__Activity__. Reproduce the following entries exactly, leaving nothing out.

————————

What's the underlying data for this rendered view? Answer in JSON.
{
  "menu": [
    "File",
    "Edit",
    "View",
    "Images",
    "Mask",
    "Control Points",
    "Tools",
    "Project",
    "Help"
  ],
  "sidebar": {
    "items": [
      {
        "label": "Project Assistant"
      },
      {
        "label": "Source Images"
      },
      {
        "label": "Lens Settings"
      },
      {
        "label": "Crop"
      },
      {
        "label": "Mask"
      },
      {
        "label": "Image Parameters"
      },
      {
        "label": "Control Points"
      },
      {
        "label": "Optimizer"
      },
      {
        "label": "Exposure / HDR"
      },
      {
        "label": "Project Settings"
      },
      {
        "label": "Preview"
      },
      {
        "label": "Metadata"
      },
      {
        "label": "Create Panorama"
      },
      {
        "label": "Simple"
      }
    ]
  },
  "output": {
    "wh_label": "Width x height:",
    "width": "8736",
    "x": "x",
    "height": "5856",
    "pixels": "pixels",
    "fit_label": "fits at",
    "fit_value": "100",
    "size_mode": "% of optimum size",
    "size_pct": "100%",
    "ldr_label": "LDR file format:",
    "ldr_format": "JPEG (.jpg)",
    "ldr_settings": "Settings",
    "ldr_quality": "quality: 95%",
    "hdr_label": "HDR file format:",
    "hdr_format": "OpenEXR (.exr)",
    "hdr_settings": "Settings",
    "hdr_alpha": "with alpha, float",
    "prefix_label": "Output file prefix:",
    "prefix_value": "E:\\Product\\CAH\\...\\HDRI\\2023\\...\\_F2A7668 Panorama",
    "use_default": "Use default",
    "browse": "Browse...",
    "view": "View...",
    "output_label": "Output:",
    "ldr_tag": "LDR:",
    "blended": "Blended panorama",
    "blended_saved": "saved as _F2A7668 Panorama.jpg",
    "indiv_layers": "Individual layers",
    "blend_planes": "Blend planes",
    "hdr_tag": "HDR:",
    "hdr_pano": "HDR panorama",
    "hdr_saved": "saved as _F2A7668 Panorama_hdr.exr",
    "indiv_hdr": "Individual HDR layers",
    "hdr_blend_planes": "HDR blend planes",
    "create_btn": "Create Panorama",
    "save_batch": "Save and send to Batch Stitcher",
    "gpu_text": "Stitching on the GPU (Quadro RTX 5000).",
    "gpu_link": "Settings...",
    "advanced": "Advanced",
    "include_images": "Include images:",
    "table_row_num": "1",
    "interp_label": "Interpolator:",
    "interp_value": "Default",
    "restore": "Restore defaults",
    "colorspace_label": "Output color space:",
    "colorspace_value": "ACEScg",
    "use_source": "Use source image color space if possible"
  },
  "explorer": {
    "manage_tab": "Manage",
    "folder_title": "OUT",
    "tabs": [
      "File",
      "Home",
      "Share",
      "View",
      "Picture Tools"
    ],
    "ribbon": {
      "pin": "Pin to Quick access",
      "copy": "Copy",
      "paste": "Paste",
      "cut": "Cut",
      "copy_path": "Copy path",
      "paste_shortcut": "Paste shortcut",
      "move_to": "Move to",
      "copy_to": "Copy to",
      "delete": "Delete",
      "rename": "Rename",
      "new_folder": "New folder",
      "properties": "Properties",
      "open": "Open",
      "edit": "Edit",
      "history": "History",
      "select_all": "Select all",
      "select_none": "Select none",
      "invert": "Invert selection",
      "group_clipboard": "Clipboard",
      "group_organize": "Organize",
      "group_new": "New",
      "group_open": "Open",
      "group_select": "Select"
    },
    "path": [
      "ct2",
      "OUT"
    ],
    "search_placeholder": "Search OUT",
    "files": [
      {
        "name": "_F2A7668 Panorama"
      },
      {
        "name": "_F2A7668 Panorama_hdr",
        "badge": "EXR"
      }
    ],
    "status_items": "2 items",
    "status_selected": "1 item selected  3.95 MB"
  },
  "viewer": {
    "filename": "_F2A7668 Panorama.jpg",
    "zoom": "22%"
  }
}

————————

__Answer space__.
What's the underlying data for this rendered view? Answer in JSON.
{
  "menu": [
    "File",
    "Edit",
    "View",
    "Images",
    "Mask",
    "Control Points",
    "Tools",
    "Project",
    "Help"
  ],
  "sidebar": {
    "items": [
      {
        "label": "Project Assistant"
      },
      {
        "label": "Source Images"
      },
      {
        "label": "Lens Settings"
      },
      {
        "label": "Crop"
      },
      {
        "label": "Mask"
      },
      {
        "label": "Image Parameters"
      },
      {
        "label": "Control Points"
      },
      {
        "label": "Optimizer"
      },
      {
        "label": "Exposure / HDR"
      },
      {
        "label": "Project Settings"
      },
      {
        "label": "Preview"
      },
      {
        "label": "Metadata"
      },
      {
        "label": "Create Panorama"
      },
      {
        "label": "Simple"
      }
    ]
  },
  "output": {
    "wh_label": "Width x height:",
    "width": "8736",
    "x": "x",
    "height": "5856",
    "pixels": "pixels",
    "fit_label": "fits at",
    "fit_value": "100",
    "size_mode": "% of optimum size",
    "size_pct": "100%",
    "ldr_label": "LDR file format:",
    "ldr_format": "JPEG (.jpg)",
    "ldr_settings": "Settings",
    "ldr_quality": "quality: 95%",
    "hdr_label": "HDR file format:",
    "hdr_format": "OpenEXR (.exr)",
    "hdr_settings": "Settings",
    "hdr_alpha": "with alpha, float",
    "prefix_label": "Output file prefix:",
    "prefix_value": "E:\\Product\\CAH\\...\\HDRI\\2023\\...\\_F2A7668 Panorama",
    "use_default": "Use default",
    "browse": "Browse...",
    "view": "View...",
    "output_label": "Output:",
    "ldr_tag": "LDR:",
    "blended": "Blended panorama",
    "blended_saved": "saved as _F2A7668 Panorama.jpg",
    "indiv_layers": "Individual layers",
    "blend_planes": "Blend planes",
    "hdr_tag": "HDR:",
    "hdr_pano": "HDR panorama",
    "hdr_saved": "saved as _F2A7668 Panorama_hdr.exr",
    "indiv_hdr": "Individual HDR layers",
    "hdr_blend_planes": "HDR blend planes",
    "create_btn": "Create Panorama",
    "save_batch": "Save and send to Batch Stitcher",
    "gpu_text": "Stitching on the GPU (Quadro RTX 5000).",
    "gpu_link": "Settings...",
    "advanced": "Advanced",
    "include_images": "Include images:",
    "table_row_num": "1",
    "interp_label": "Interpolator:",
    "interp_value": "Default",
    "restore": "Restore defaults",
    "colorspace_label": "Output color space:",
    "colorspace_value": "ACEScg",
    "use_source": "Use source image color space if possible"
  },
  "explorer": {
    "manage_tab": "Manage",
    "folder_title": "OUT",
    "tabs": [
      "File",
      "Home",
      "Share",
      "View",
      "Picture Tools"
    ],
    "ribbon": {
      "pin": "Pin to Quick access",
      "copy": "Copy",
      "paste": "Paste",
      "cut": "Cut",
      "copy_path": "Copy path",
      "paste_shortcut": "Paste shortcut",
      "move_to": "Move to",
      "copy_to": "Copy to",
      "delete": "Delete",
      "rename": "Rename",
      "new_folder": "New folder",
      "properties": "Properties",
      "open": "Open",
      "edit": "Edit",
      "history": "History",
      "select_all": "Select all",
      "select_none": "Select none",
      "invert": "Invert selection",
      "group_clipboard": "Clipboard",
      "group_organize": "Organize",
      "group_new": "New",
      "group_open": "Open",
      "group_select": "Select"
    },
    "path": [
      "ct2",
      "OUT"
    ],
    "search_placeholder": "Search OUT",
    "files": [
      {
        "name": "_F2A7668 Panorama"
      },
      {
        "name": "_F2A7668 Panorama_hdr",
        "badge": "EXR"
      }
    ],
    "status_items": "2 items",
    "status_selected": "1 item selected  3.95 MB"
  },
  "viewer": {
    "filename": "_F2A7668 Panorama.jpg",
    "zoom": "22%"
  }
}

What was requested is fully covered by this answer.